Now Kidd was a great player, and while he remains a decent one, he is a shadow of his former self. His offense is eroding to problematic levels and he is plagued by defensive problems, something that doesn’t always show up in the box scores. At 35 he’s slipping, something that happened to players like Gary Payton and Tim Hardaway at similar ages. And he’s getting paid $21.3 million this season.
But the real problem is that the 25 year old Devin Harris is already the better player, averaing 24.5 points and 6.6 assists this season for the Nets. For the Mavericks, a team in must win now mode, this is just further setting them back for winning a championship. Had they kept Harris, they might be competing for a championship. Without him, they’re just another team.
2. Orioles fleece the Mariners for Erik Bedard (February 2008)
Here’s the full trade: Bedard for George Sherrill, Adam Jones, Chris Tillman, Tony Butler, and Kameron Mickolio. Now here’s the scorecard after one season. Sherrill made the AL All-Star team, Jones developed into an exciting young center fielder who will only be 23 next season, Tillman is considered one of the best prospects in baseball (#18 on this list, also see John Sickel’s report), and Bedard pitched 81 meaningless innings for one of baseball’s worst teams while tearing his labrum.
Seattle’s first problem was thinking they were better than they were. They viewed Bedard as the final piece to being a contender, but they really weren’t all that close. The next problem is that Bedard got hurt, and labrum tears are pretty much the worst injury a pitcher can get. Sure, there’s some bad luck involved with pitcher injuries, but it’s not like Bedard didn’t have warning signs. He’s already had Tommy John surgery and has never topped 200 innings in a season. The guy has always seems to be nicked up.

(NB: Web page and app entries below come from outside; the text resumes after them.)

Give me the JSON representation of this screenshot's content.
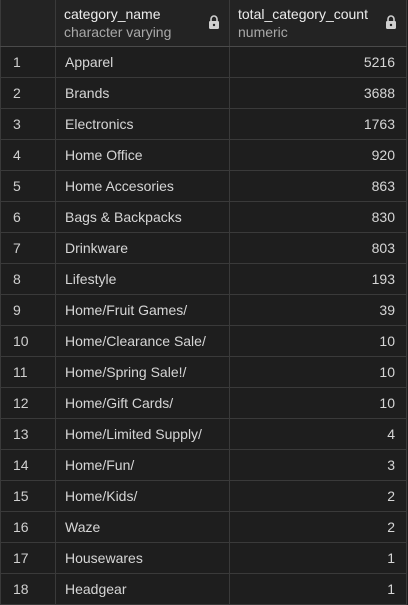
{
  "columns": [
    {
      "name": "category_name",
      "type": "character varying",
      "lock_icon": "lock-icon"
    },
    {
      "name": "total_category_count",
      "type": "numeric",
      "lock_icon": "lock-icon"
    }
  ],
  "rows": [
    {
      "idx": "1",
      "name": "Apparel",
      "count": "5216"
    },
    {
      "idx": "2",
      "name": "Brands",
      "count": "3688"
    },
    {
      "idx": "3",
      "name": "Electronics",
      "count": "1763"
    },
    {
      "idx": "4",
      "name": "Home Office",
      "count": "920"
    },
    {
      "idx": "5",
      "name": "Home Accesories",
      "count": "863"
    },
    {
      "idx": "6",
      "name": "Bags & Backpacks",
      "count": "830"
    },
    {
      "idx": "7",
      "name": "Drinkware",
      "count": "803"
    },
    {
      "idx": "8",
      "name": "Lifestyle",
      "count": "193"
    },
    {
      "idx": "9",
      "name": "Home/Fruit Games/",
      "count": "39"
    },
    {
      "idx": "10",
      "name": "Home/Clearance Sale/",
      "count": "10"
    },
    {
      "idx": "11",
      "name": "Home/Spring Sale!/",
      "count": "10"
    },
    {
      "idx": "12",
      "name": "Home/Gift Cards/",
      "count": "10"
    },
    {
      "idx": "13",
      "name": "Home/Limited Supply/",
      "count": "4"
    },
    {
      "idx": "14",
      "name": "Home/Fun/",
      "count": "3"
    },
    {
      "idx": "15",
      "name": "Home/Kids/",
      "count": "2"
    },
    {
      "idx": "16",
      "name": "Waze",
      "count": "2"
    },
    {
      "idx": "17",
      "name": "Housewares",
      "count": "1"
    },
    {
      "idx": "18",
      "name": "Headgear",
      "count": "1"
    }
  ]
}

Worse yet, Bedard’s a free agent after the 2009 season. In the event he can come back and is healthy next year, he’ll probably just leave as a free agent for greener pastures. Meanwhile the Orioles can build around the talented Tillman and Jones for years, and everything else they get out of the deal is just gravy. In fact, the folks over at U.S.S. Mariner have dubbed this the official worst trade in Mariners history. That’s saying something coming from a team that sent Ken Griffey Jr. and Randy Johnson packing in the middle of their illustrious careers.
1. Grizzlies trade Pau Gasol for a bunch of magic beans (February 2008)
I guess there was something in the air last February, as there were some brutal trades executed. In this one the Memphis Grizzlies gave away their best player for pretty much nothing. Okay, so Gasol might be a little overpaid and a tad soft, but he’s productive, in the prime of his career, and helped led Spain to a silver medal in the Summer Olympics.
The official haul was that the Lakers gave up Kwame Brown, rookie Javaris Crittenton, the rights to Marc Gasol, and two first-round draft picks. Marc is Pau’s brother and pretty much the only valuable piece in the deal. Because the Lakers are so good the first round picks will end up being fairly low in the draft, and the Phoenix Suns and other teams have literally just sold picks better than this. Am I to believe this was literally the best that could be obained? Only a few months before the deal, Bill Simmons rated Gasol as the 39th most valuable commodity in the league. What the hell happened here? The Grizzlies might as well have kept Gasol and had actual talent on their roster.